William Raspberry, retired Pulitzer Prize-winning columnist at the Washington Post and its first African American in that role, died early Tuesday at his home in Washington, his wife, Sondra, told Journal-isms. He was 76 and died of metastatic prostate cancer. “We had a full 45 years together,” she said. “He was surrounded by family.”
Raspberry was honored only last month with a roast and benefit for the foundation he created, BabySteps, which nurtures parents and preschoolers in Raspberry’s hometown of Okolona, Miss. More than 200 journalists and other community people went to the Washington Post building for the tribute, which raised more than $40,000.

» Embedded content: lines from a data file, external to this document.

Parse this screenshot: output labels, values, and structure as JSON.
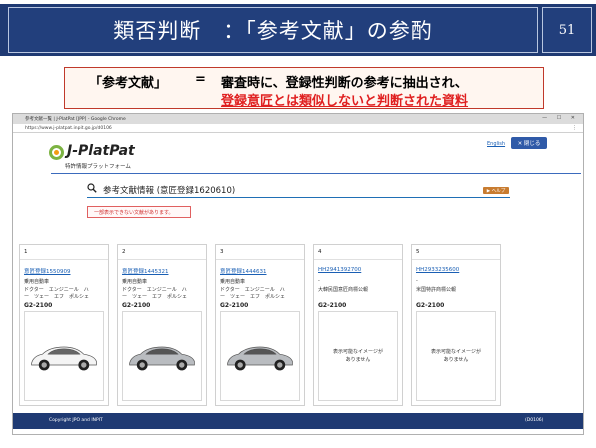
{
  "slide": {
    "title": "類否判断　：「参考文献」の参酌",
    "page_number": "51"
  },
  "definition": {
    "term": "「参考文献」",
    "equals": "=",
    "line1": "審査時に、登録性判断の参考に抽出され、",
    "line2": "登録意匠とは類似しないと判断された資料"
  },
  "browser": {
    "window_title": "参考文献一覧 | J-PlatPat [JPP] - Google Chrome",
    "url": "https://www.j-platpat.inpit.go.jp/d0106",
    "window_controls": "— ☐ ✕",
    "menu_icon": "⋮"
  },
  "site": {
    "logo_text": "J-PlatPat",
    "logo_subtitle": "特許情報プラットフォーム",
    "english_link": "English",
    "close_button": "✕ 閉じる",
    "section_title": "参考文献情報 (意匠登録1620610)",
    "help_button": "▶ ヘルプ",
    "warning": "一部表示できない文献があります。",
    "footer_copyright": "Copyright JPO and INPIT",
    "footer_code": "(D0106)"
  },
  "cards": [
    {
      "num": "1",
      "link": "意匠登録1550909",
      "line_a": "乗用自動車",
      "line_b": "ドクター　エンジニール　ハ",
      "line_c": "ー　ツェー　エフ　ポルシェ",
      "code": "G2-2100",
      "image": "car-white",
      "no_image_text": ""
    },
    {
      "num": "2",
      "link": "意匠登録1445321",
      "line_a": "乗用自動車",
      "line_b": "ドクター　エンジニール　ハ",
      "line_c": "ー　ツェー　エフ　ポルシェ",
      "code": "G2-2100",
      "image": "car-silver",
      "no_image_text": ""
    },
    {
      "num": "3",
      "link": "意匠登録1444631",
      "line_a": "乗用自動車",
      "line_b": "ドクター　エンジニール　ハ",
      "line_c": "ー　ツェー　エフ　ポルシェ",
      "code": "G2-2100",
      "image": "car-silver",
      "no_image_text": ""
    },
    {
      "num": "4",
      "link": "HH2941392700",
      "line_a": "-",
      "line_b": "大韓民国意匠商標公報",
      "line_c": "",
      "code": "G2-2100",
      "image": "none",
      "no_image_text": "表示可能なイメージが\nありません"
    },
    {
      "num": "5",
      "link": "HH2933235600",
      "line_a": "-",
      "line_b": "米国特許商標公報",
      "line_c": "",
      "code": "G2-2100",
      "image": "none",
      "no_image_text": "表示可能なイメージが\nありません"
    }
  ],
  "colors": {
    "title_band": "#1f3a73",
    "definition_border": "#c0392b",
    "highlight_red": "#e02020",
    "link_blue": "#1a5fb4",
    "footer": "#1f3a73"
  }
}
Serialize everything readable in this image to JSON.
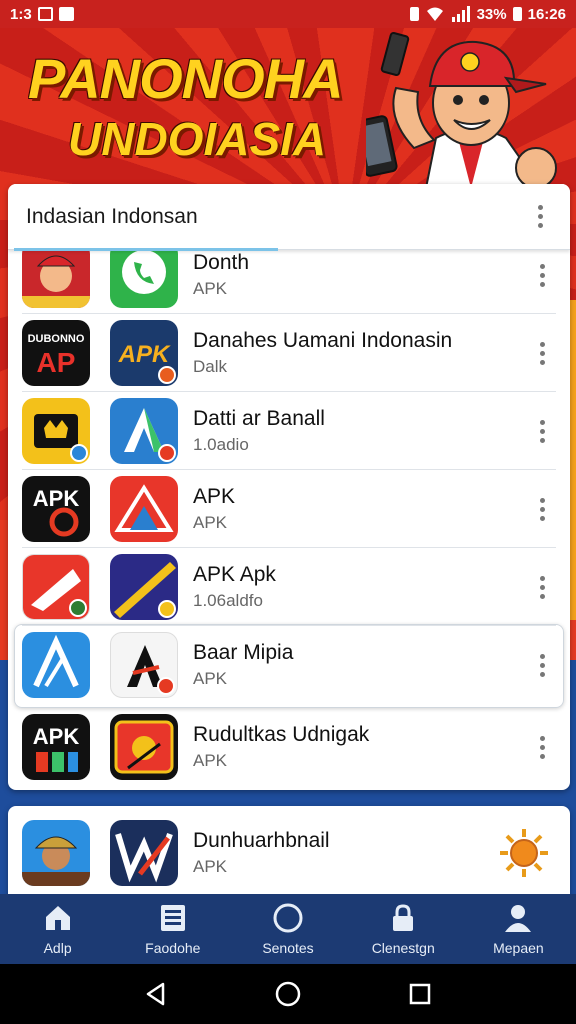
{
  "status_bar": {
    "left_time": "1:3",
    "battery": "33%",
    "time": "16:26"
  },
  "banner": {
    "title": "PANONOHA",
    "subtitle": "UNDOIASIA"
  },
  "card": {
    "title": "Indasian Indonsan",
    "rows": [
      {
        "name": "Donth",
        "sub": "APK"
      },
      {
        "name": "Danahes Uamani Indonasin",
        "sub": "Dalk"
      },
      {
        "name": "Datti ar Banall",
        "sub": "1.0adio"
      },
      {
        "name": "APK",
        "sub": "APK"
      },
      {
        "name": "APK Apk",
        "sub": "1.06aldfo"
      },
      {
        "name": "Baar Mipia",
        "sub": "APK"
      },
      {
        "name": "Rudultkas Udnigak",
        "sub": "APK"
      }
    ],
    "icon_labels": {
      "r1_icon1": "DUBONNO",
      "r1_icon2": "APK",
      "r3_icon1": "APK",
      "r6_icon1": "APK"
    }
  },
  "card2": {
    "row": {
      "name": "Dunhuarhbnail",
      "sub": "APK"
    }
  },
  "bottom_nav": [
    {
      "label": "Adlp",
      "icon": "home-icon"
    },
    {
      "label": "Faodohe",
      "icon": "list-icon"
    },
    {
      "label": "Senotes",
      "icon": "compass-icon"
    },
    {
      "label": "Clenestgn",
      "icon": "lock-icon"
    },
    {
      "label": "Mepaen",
      "icon": "person-icon"
    }
  ],
  "colors": {
    "status_red": "#c8221e",
    "nav_blue": "#1c3a73",
    "banner_yellow": "#ffd21f"
  }
}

On June 5, Donald E. Graham, CEO of the Washington Post Co., gathered about a dozen of Raspberry’s colleagues over the years for a lunch at the Post in Raspberry’s honor. They told stories ranging from Raspberry’s beginnings at the Post as a teletype operator to covering the 1965 Watts riots to Raspberry’s work checking area police departments by telephone for news. In a common experience for that time, he encountered a racist officer who no doubt did not realize he was speaking with a black journalist.
Philosophically, Raspberry, the son of a school principal, said he refused to accept the choice offered a century ago by Booker T. Washington and W.E.B. DuBois over whether political action or self-help was the best course for black progress.
He wondered at the luncheon whether the same-sex marriage debate would be regarded as silly 100 years from now, the way we view arguments for slavery today.
When Raspberry became syndicated in the late 1970s, he was promoted as the leading black columnist for a white newspaper, Carl T. Rowan notwithstanding.
Writing about the recent tribute, Barrington M. Salmon of the Washington Informer quoted Raspberry’s close friend, journalist Paul Delaney: “The explosive, heady days of the Civil Rights era illustrated another Raspberry trait,” Salmon wrote.
” ‘He was not like the rest of us. He kept his cool. Some of his friends were angry at the plight and situation of black people and their [plights] in particular,’ said Delaney. ‘Sometimes we got mad at him because he didn’t get mad enough.’
“Raspberry, he said, was the person to stand back rationally, challenge the prevailing sentiment and offer an unemotional, nuanced opinion.”
A brief Post bio reads: